$ 8,388,699 to Educational Service District 113 for the period 10/20/2008 – 12/31/2012. The scope of work includes the Collection of Evidence (alternative to the WASL).
$ 18,275,563 to Educational Testing Service for the period 7/21/2008 – 12/31/2012. The scope of work includes assisting with work efforts associated with item and test development, and coordination of professional development.
$ 6,592,350 to Measured Progress for the period 10/20/2008 – 12/31/2012. The scope of work includes the Washington Alternate Assessment System Portfolio.

164 million/4 years/1000000 students = $41 per test per student per year.

ascannell said...

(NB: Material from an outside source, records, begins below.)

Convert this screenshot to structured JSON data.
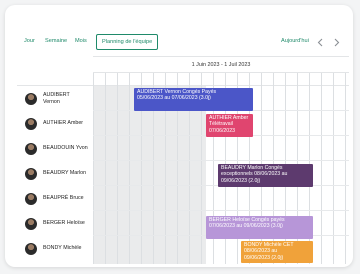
{
  "toolbar": {
    "views": [
      "Jour",
      "Semaine",
      "Mois"
    ],
    "active_view": "Planning de l'équipe",
    "today": "Aujourd'hui"
  },
  "period_label": "1 Juin 2023 - 1 Juil 2023",
  "employees": [
    {
      "name_line1": "AUDIBERT",
      "name_line2": "Vernon"
    },
    {
      "name_line1": "AUTHIER Amber",
      "name_line2": ""
    },
    {
      "name_line1": "BEAUDOUIN Yvon",
      "name_line2": ""
    },
    {
      "name_line1": "BEAUDRY Marlon",
      "name_line2": ""
    },
    {
      "name_line1": "BEAUPRÉ Bruce",
      "name_line2": ""
    },
    {
      "name_line1": "BERGER Heloïse",
      "name_line2": ""
    },
    {
      "name_line1": "BONDY Michèle",
      "name_line2": ""
    }
  ],
  "events": [
    {
      "line1": "AUDIBERT Vernon Congés Payés",
      "line2": "05/06/2023 au 07/06/2023 (3.0j)",
      "line3": "",
      "color": "#4b56c8"
    },
    {
      "line1": "AUTHIER Amber",
      "line2": "Télétravail",
      "line3": "07/06/2023",
      "color": "#e0456f"
    },
    {
      "line1": "BEAUDRY Marlon Congés",
      "line2": "exceptionnels  08/06/2023 au",
      "line3": "09/06/2023 (2.0j)",
      "color": "#5d3a6e"
    },
    {
      "line1": "BERGER Heloïse Congés payés",
      "line2": "07/06/2023 au 09/06/2023 (3.0j)",
      "line3": "",
      "color": "#b796d8"
    },
    {
      "line1": "BONDY Michèle CET",
      "line2": "08/06/2023 au",
      "line3": "09/06/2023 (2.0j)",
      "color": "#f0a23a"
    }
  ],
  "colors": {
    "accent": "#1f8a6a"
  }
}
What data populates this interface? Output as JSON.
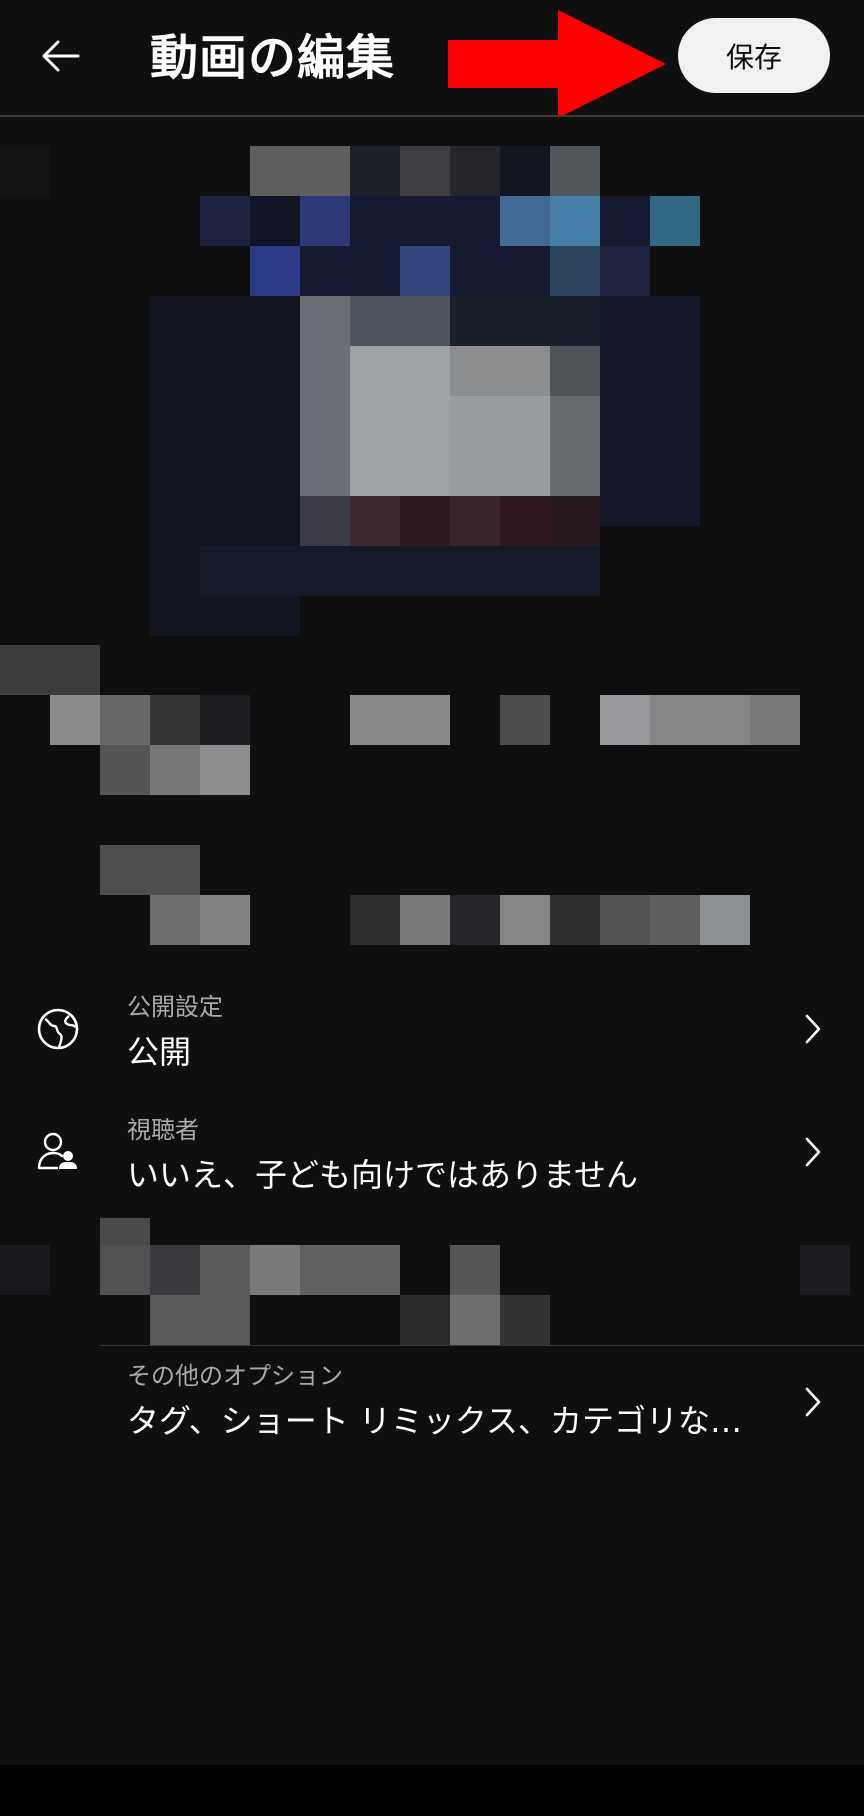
{
  "header": {
    "title": "動画の編集",
    "save_label": "保存",
    "back_icon": "arrow-left-icon",
    "annotation_arrow_color": "#ff0000"
  },
  "settings": [
    {
      "label": "公開設定",
      "value": "公開",
      "icon": "globe-icon"
    },
    {
      "label": "視聴者",
      "value": "いいえ、子ども向けではありません",
      "icon": "audience-icon"
    },
    {
      "label": "その他のオプション",
      "value": "タグ、ショート リミックス、カテゴリな…",
      "icon": "none"
    }
  ],
  "colors": {
    "background": "#0f0f0f",
    "save_button_bg": "#f1f1f1",
    "secondary_text": "#aaaaaa"
  }
}
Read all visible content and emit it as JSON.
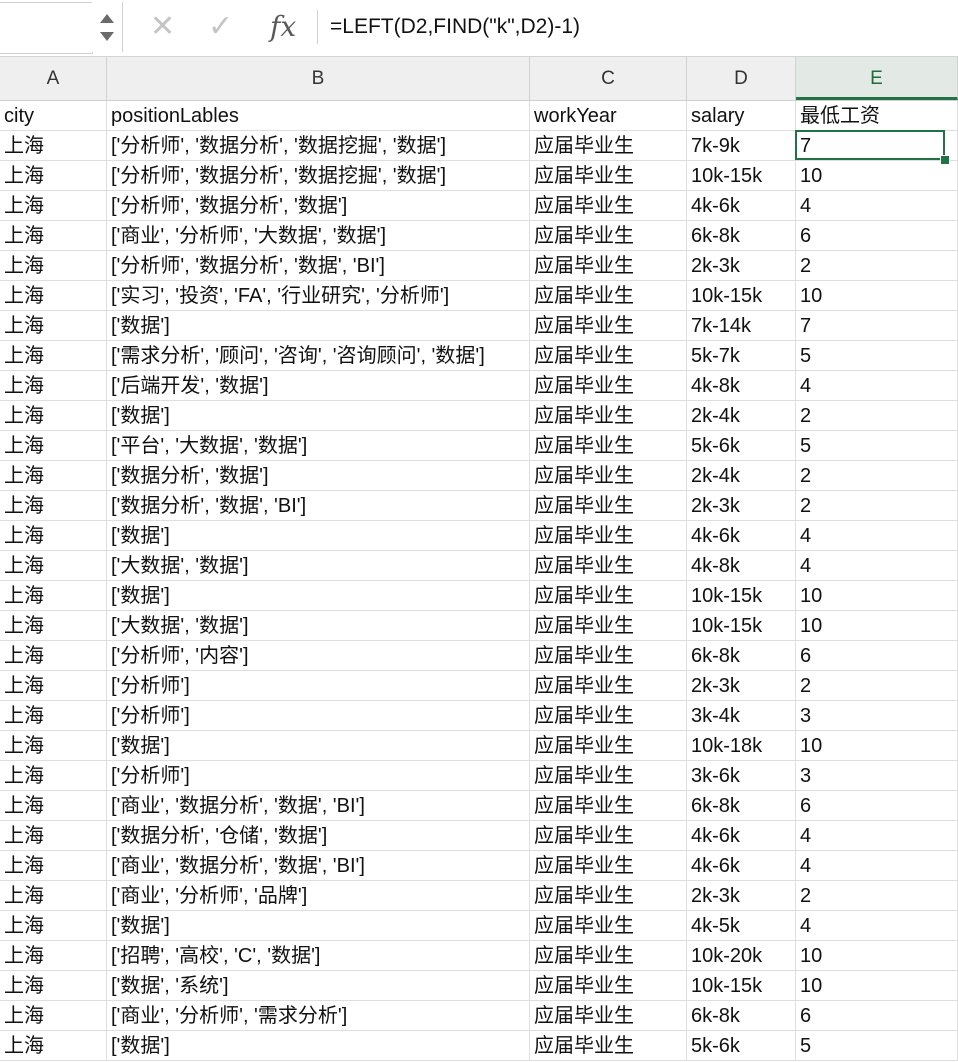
{
  "formula_bar": {
    "fx_label": "fx",
    "formula": "=LEFT(D2,FIND(\"k\",D2)-1)"
  },
  "columns": [
    "A",
    "B",
    "C",
    "D",
    "E"
  ],
  "selected_column": "E",
  "header_row": [
    "city",
    "positionLables",
    "workYear",
    "salary",
    "最低工资"
  ],
  "rows": [
    [
      "上海",
      "['分析师', '数据分析', '数据挖掘', '数据']",
      "应届毕业生",
      "7k-9k",
      "7"
    ],
    [
      "上海",
      "['分析师', '数据分析', '数据挖掘', '数据']",
      "应届毕业生",
      "10k-15k",
      "10"
    ],
    [
      "上海",
      "['分析师', '数据分析', '数据']",
      "应届毕业生",
      "4k-6k",
      "4"
    ],
    [
      "上海",
      "['商业', '分析师', '大数据', '数据']",
      "应届毕业生",
      "6k-8k",
      "6"
    ],
    [
      "上海",
      "['分析师', '数据分析', '数据', 'BI']",
      "应届毕业生",
      "2k-3k",
      "2"
    ],
    [
      "上海",
      "['实习', '投资', 'FA', '行业研究', '分析师']",
      "应届毕业生",
      "10k-15k",
      "10"
    ],
    [
      "上海",
      "['数据']",
      "应届毕业生",
      "7k-14k",
      "7"
    ],
    [
      "上海",
      "['需求分析', '顾问', '咨询', '咨询顾问', '数据']",
      "应届毕业生",
      "5k-7k",
      "5"
    ],
    [
      "上海",
      "['后端开发', '数据']",
      "应届毕业生",
      "4k-8k",
      "4"
    ],
    [
      "上海",
      "['数据']",
      "应届毕业生",
      "2k-4k",
      "2"
    ],
    [
      "上海",
      "['平台', '大数据', '数据']",
      "应届毕业生",
      "5k-6k",
      "5"
    ],
    [
      "上海",
      "['数据分析', '数据']",
      "应届毕业生",
      "2k-4k",
      "2"
    ],
    [
      "上海",
      "['数据分析', '数据', 'BI']",
      "应届毕业生",
      "2k-3k",
      "2"
    ],
    [
      "上海",
      "['数据']",
      "应届毕业生",
      "4k-6k",
      "4"
    ],
    [
      "上海",
      "['大数据', '数据']",
      "应届毕业生",
      "4k-8k",
      "4"
    ],
    [
      "上海",
      "['数据']",
      "应届毕业生",
      "10k-15k",
      "10"
    ],
    [
      "上海",
      "['大数据', '数据']",
      "应届毕业生",
      "10k-15k",
      "10"
    ],
    [
      "上海",
      "['分析师', '内容']",
      "应届毕业生",
      "6k-8k",
      "6"
    ],
    [
      "上海",
      "['分析师']",
      "应届毕业生",
      "2k-3k",
      "2"
    ],
    [
      "上海",
      "['分析师']",
      "应届毕业生",
      "3k-4k",
      "3"
    ],
    [
      "上海",
      "['数据']",
      "应届毕业生",
      "10k-18k",
      "10"
    ],
    [
      "上海",
      "['分析师']",
      "应届毕业生",
      "3k-6k",
      "3"
    ],
    [
      "上海",
      "['商业', '数据分析', '数据', 'BI']",
      "应届毕业生",
      "6k-8k",
      "6"
    ],
    [
      "上海",
      "['数据分析', '仓储', '数据']",
      "应届毕业生",
      "4k-6k",
      "4"
    ],
    [
      "上海",
      "['商业', '数据分析', '数据', 'BI']",
      "应届毕业生",
      "4k-6k",
      "4"
    ],
    [
      "上海",
      "['商业', '分析师', '品牌']",
      "应届毕业生",
      "2k-3k",
      "2"
    ],
    [
      "上海",
      "['数据']",
      "应届毕业生",
      "4k-5k",
      "4"
    ],
    [
      "上海",
      "['招聘', '高校', 'C', '数据']",
      "应届毕业生",
      "10k-20k",
      "10"
    ],
    [
      "上海",
      "['数据', '系统']",
      "应届毕业生",
      "10k-15k",
      "10"
    ],
    [
      "上海",
      "['商业', '分析师', '需求分析']",
      "应届毕业生",
      "6k-8k",
      "6"
    ],
    [
      "上海",
      "['数据']",
      "应届毕业生",
      "5k-6k",
      "5"
    ]
  ]
}
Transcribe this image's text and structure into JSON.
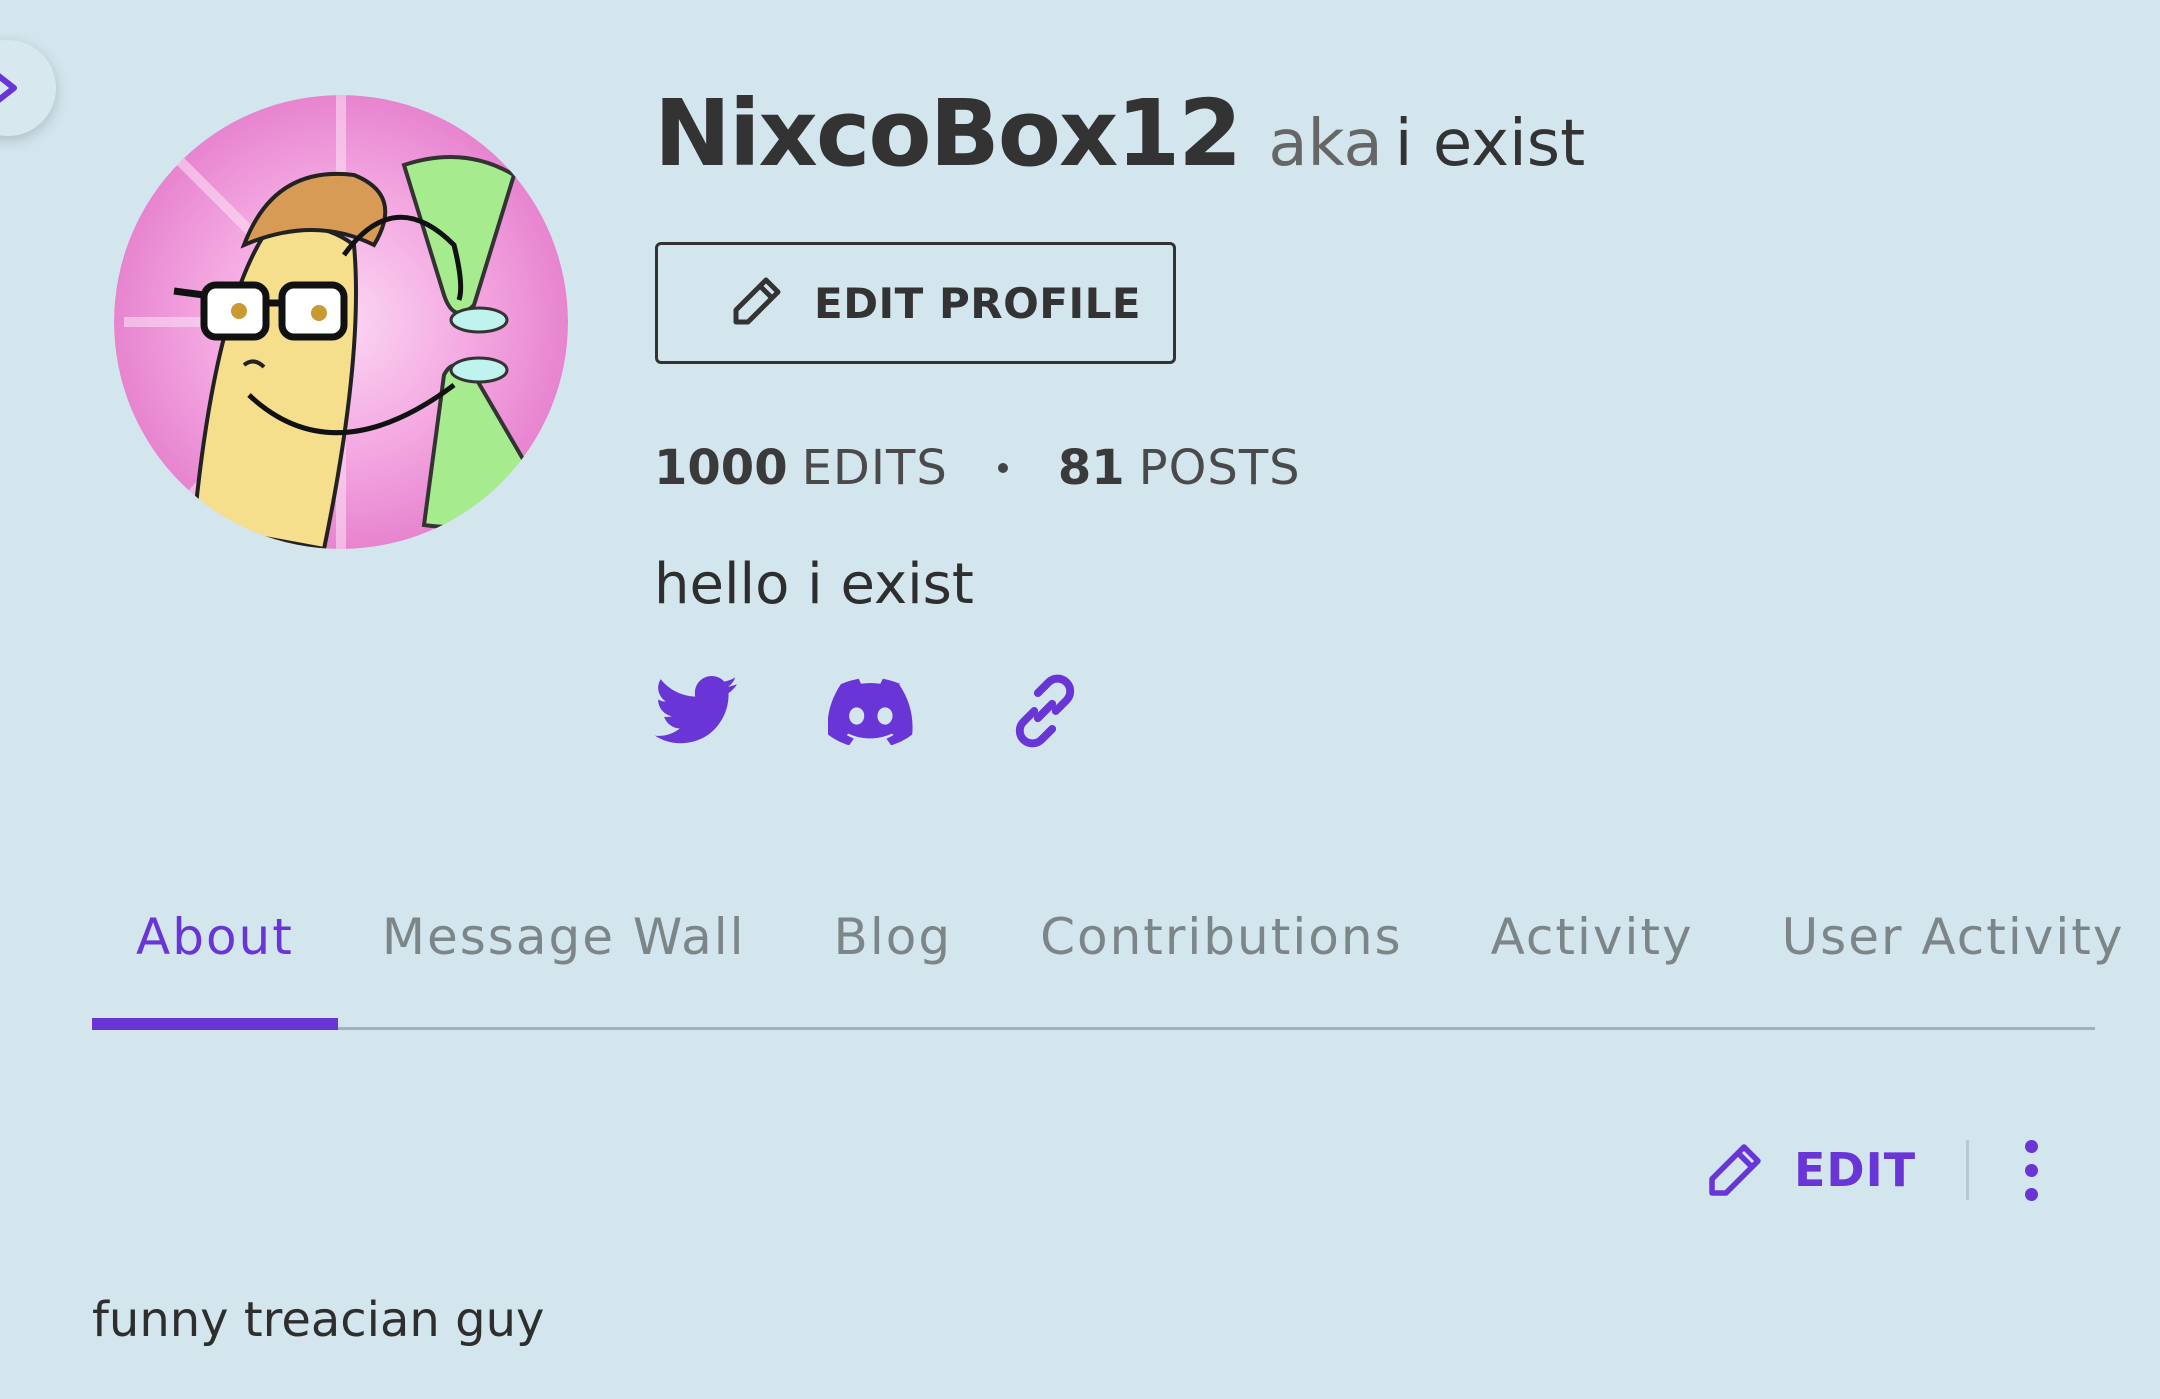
{
  "profile": {
    "username": "NixcoBox12",
    "aka_prefix": "aka",
    "aka_name": "i exist",
    "edit_profile_label": "EDIT PROFILE",
    "stats": {
      "edits_count": "1000",
      "edits_label": "EDITS",
      "posts_count": "81",
      "posts_label": "POSTS"
    },
    "bio": "hello i exist",
    "social_icons": [
      "twitter-icon",
      "discord-icon",
      "link-icon"
    ]
  },
  "tabs": [
    {
      "label": "About",
      "active": true
    },
    {
      "label": "Message Wall",
      "active": false
    },
    {
      "label": "Blog",
      "active": false
    },
    {
      "label": "Contributions",
      "active": false
    },
    {
      "label": "Activity",
      "active": false
    },
    {
      "label": "User Activity",
      "active": false
    }
  ],
  "about": {
    "edit_label": "EDIT",
    "text": "funny treacian guy"
  },
  "colors": {
    "background": "#d3e6ee",
    "accent": "#6a35d6",
    "text": "#2e2e2e",
    "muted_tab": "#7c8588"
  }
}
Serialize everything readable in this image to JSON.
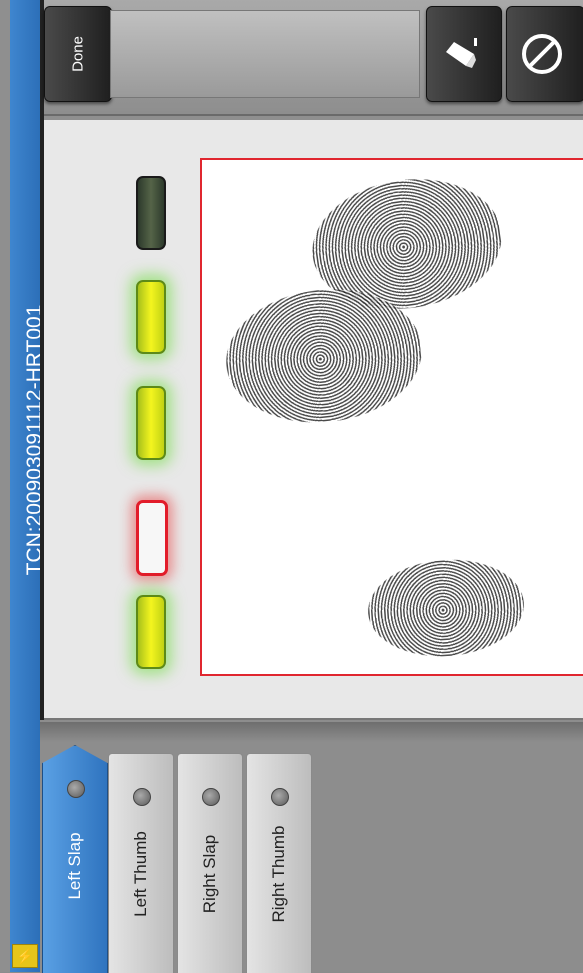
{
  "window": {
    "title": "TCN:200903091112-HRT001"
  },
  "toolbar": {
    "done_label": "Done",
    "erase_icon": "eraser-icon",
    "cancel_icon": "no-entry-icon"
  },
  "quality_indicators": [
    {
      "finger": 1,
      "status": "off"
    },
    {
      "finger": 2,
      "status": "good"
    },
    {
      "finger": 3,
      "status": "good"
    },
    {
      "finger": 4,
      "status": "bad"
    },
    {
      "finger": 5,
      "status": "good"
    }
  ],
  "colors": {
    "accent_blue": "#2f74bf",
    "good_led": "#f4f51f",
    "bad_led": "#e21c2a",
    "capture_border": "#e0262f"
  },
  "tabs": [
    {
      "label": "Left Slap",
      "active": true
    },
    {
      "label": "Left Thumb",
      "active": false
    },
    {
      "label": "Right Slap",
      "active": false
    },
    {
      "label": "Right Thumb",
      "active": false
    }
  ]
}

I don't think you have a firm grasp of what differentiated instruction means. Differentiated instruction means planning for a variety of different student ability levels and different academic needs. It means taking the same lesson plan and making it appropriate for all learners so that everyone is challenged on an appropriate level. This includes adaptations for students with disabilities, students who are learning English and special challenges for students who need it. Your article seems to connect differentiated instruction with ability grouping and interventions. These are all separate strategies used in classrooms to help students. Students do not need "required necessary skills" in order to benefit from differentiated instruction. Instead, the point of differentiated instruction is to give each student what they need.